There was a time when Obamacare was draft legislation with the potential to reengineer a sixth of the national economy, there a sweeping policy vision for America. After the Massachusetts election of January 19, with Scott Brown (and truck) now in Washington, Democrats have been forced to reevaluate their position. This week, the White House has made clear that Obamacare is no longer about policy; it is a political prop.
Today, the President released his new proposal that seeks to soothe differences amongst Democrats, bridging the gap between the House and the Senate bills. Read the White House press releases and statements, and January 19 is spun as merely a bump in the legislative drive. How does the White House plan to get the legislation through Congress? By using reconciliation, thereby compensating for the one vote lost in the Senate.

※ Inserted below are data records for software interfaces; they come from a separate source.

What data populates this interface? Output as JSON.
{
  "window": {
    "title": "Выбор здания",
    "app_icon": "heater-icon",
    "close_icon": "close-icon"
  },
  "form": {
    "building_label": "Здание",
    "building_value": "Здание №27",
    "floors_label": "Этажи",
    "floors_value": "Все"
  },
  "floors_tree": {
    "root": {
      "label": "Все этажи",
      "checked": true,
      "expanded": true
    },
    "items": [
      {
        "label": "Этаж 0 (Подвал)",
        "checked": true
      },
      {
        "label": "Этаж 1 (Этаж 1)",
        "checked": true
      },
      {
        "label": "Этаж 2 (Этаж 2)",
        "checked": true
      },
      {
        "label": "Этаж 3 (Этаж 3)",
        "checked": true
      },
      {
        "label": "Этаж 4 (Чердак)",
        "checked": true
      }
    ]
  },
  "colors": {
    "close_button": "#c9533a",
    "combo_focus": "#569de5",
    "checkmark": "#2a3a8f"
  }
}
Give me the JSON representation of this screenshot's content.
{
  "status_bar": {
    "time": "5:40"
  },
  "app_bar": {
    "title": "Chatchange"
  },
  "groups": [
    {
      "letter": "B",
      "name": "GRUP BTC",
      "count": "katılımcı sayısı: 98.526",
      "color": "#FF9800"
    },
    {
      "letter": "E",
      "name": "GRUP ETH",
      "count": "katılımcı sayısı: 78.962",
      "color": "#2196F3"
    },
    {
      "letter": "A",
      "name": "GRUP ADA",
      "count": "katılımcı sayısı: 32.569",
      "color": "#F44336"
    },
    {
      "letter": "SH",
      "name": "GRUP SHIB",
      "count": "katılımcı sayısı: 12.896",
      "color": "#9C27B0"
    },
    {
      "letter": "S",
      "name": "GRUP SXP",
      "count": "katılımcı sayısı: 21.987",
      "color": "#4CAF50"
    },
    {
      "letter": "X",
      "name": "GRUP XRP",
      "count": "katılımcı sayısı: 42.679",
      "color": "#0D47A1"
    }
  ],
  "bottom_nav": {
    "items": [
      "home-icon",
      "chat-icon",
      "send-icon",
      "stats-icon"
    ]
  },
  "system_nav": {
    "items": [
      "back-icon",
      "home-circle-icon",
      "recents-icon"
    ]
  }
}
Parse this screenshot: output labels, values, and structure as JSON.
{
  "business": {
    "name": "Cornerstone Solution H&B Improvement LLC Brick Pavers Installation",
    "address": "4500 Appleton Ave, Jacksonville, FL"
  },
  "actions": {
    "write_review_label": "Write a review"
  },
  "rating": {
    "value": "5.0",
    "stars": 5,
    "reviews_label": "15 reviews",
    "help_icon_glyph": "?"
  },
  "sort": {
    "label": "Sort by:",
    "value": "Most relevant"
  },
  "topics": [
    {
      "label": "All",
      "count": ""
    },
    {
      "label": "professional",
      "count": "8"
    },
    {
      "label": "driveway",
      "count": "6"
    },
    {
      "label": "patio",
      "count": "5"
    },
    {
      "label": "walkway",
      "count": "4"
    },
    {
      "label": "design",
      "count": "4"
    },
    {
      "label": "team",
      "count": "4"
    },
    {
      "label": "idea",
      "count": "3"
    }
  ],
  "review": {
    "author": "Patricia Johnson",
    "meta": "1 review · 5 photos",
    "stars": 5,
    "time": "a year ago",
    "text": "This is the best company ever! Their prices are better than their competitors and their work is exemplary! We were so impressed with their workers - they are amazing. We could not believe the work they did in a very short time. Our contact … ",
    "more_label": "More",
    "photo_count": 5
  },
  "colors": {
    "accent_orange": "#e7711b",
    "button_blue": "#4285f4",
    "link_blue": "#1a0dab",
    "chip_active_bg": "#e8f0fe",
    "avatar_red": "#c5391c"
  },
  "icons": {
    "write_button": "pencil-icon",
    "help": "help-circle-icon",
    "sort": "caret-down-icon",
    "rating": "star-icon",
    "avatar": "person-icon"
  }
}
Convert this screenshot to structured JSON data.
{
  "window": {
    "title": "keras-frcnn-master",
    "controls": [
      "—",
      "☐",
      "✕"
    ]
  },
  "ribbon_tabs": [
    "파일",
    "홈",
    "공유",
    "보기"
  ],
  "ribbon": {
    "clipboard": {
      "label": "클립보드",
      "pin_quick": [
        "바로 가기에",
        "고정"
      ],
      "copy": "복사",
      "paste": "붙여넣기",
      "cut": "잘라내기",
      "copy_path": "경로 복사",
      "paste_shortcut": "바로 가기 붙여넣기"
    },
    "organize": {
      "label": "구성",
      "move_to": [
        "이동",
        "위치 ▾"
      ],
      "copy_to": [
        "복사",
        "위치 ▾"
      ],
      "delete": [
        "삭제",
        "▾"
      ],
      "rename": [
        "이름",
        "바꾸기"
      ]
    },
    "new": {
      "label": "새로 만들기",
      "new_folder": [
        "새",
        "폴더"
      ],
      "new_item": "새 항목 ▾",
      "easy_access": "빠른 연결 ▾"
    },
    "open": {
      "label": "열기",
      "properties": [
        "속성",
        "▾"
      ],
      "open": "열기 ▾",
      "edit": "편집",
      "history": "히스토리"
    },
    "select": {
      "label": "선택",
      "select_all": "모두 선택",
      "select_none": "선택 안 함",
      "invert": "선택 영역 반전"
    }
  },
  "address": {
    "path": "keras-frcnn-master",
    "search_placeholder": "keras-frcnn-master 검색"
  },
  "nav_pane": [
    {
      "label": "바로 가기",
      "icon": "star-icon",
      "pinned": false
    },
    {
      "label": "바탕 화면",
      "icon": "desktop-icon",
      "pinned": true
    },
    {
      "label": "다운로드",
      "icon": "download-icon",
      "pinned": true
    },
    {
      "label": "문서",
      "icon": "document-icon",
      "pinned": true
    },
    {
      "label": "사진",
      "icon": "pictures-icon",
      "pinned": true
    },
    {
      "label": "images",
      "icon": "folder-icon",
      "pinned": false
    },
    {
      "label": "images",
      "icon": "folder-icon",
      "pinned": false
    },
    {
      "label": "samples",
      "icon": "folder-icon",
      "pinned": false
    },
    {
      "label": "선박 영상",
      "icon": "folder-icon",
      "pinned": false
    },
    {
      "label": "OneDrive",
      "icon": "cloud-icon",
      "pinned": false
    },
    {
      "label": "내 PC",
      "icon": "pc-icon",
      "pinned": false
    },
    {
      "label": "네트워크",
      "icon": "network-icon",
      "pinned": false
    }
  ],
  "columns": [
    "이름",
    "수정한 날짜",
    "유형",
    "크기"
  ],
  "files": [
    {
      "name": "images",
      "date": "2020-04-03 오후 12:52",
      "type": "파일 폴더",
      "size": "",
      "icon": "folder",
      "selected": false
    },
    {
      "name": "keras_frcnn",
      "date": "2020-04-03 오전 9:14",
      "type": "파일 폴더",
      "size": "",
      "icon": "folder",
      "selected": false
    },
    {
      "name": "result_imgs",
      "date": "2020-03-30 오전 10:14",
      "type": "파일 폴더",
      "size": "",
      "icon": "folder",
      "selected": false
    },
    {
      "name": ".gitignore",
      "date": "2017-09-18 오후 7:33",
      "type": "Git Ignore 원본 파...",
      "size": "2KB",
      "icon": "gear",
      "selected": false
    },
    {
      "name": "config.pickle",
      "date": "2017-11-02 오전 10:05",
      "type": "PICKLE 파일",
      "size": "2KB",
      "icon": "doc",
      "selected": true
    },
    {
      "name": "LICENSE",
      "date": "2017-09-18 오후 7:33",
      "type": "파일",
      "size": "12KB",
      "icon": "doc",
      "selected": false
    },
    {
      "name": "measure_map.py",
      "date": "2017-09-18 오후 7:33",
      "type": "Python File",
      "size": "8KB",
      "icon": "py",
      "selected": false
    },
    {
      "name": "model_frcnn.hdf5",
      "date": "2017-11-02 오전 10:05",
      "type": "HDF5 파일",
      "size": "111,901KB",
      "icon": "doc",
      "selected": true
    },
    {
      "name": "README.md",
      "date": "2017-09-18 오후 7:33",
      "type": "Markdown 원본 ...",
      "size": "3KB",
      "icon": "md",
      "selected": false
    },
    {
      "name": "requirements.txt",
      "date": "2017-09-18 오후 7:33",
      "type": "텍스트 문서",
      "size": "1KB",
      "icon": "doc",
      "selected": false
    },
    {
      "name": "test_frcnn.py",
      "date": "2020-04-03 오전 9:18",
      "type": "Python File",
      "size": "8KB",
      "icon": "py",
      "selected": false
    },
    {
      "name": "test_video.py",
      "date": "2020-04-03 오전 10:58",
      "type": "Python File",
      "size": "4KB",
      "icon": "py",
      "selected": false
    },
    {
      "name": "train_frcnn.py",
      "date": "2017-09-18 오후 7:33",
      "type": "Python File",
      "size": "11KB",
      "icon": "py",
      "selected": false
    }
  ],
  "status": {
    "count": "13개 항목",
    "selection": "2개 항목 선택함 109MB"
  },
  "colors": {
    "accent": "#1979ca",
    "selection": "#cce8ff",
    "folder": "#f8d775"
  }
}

But, of course, January 19 changed everything. It’s not just that the Democrats lost one vote in the Senate, and thus the filibuster-proof majority. They lost everything with regard to Obamacare: the momentum, their credibility, the ability to persuade moderate and vulnerable Democrats, and, yes, the filibuster-proof majority in the Senate.
In the days leading up to the health summit — slated for Thursday in Blair House — the White House will talk up the idea of pushing through its ambitious proposal with budget reconciliation. The problem for the White House, though, is not the Senate. It’s the House. As I noted last week, rumors suggest that as many as 100 House Democrats would vote against Obamacare.
Let’s remember that last November the House bill passed by the barest of majorities: just five votes, one of which was cast by a Republican (who seems unlikely to vote for Obamacare a second time around).
Now, polls consistently show Americans disapprove of Obamacare, Democrats are in a polling freefall, and Republicans are poised to make major gains in November; the Democrats in the House don’t have the votes.
Why is it then that the White House is talking up reconciliation and a new (or not so new) proposal? The answer has nothing to do with the hope of a Rose Garden signing ceremony, but the hope of holding on to what they really have: Senate seats in blue states like Washington, Illinois, Nevada, and California. Attempting to shore up his liberal base, the President is making one last public effort to push through his liberal legislation.
White House officials insist that Obamacare is very much alive. Their actions suggest otherwise. Obamacare flatlined on January 19. This week, the White House is hosting a bipartisan memorial service.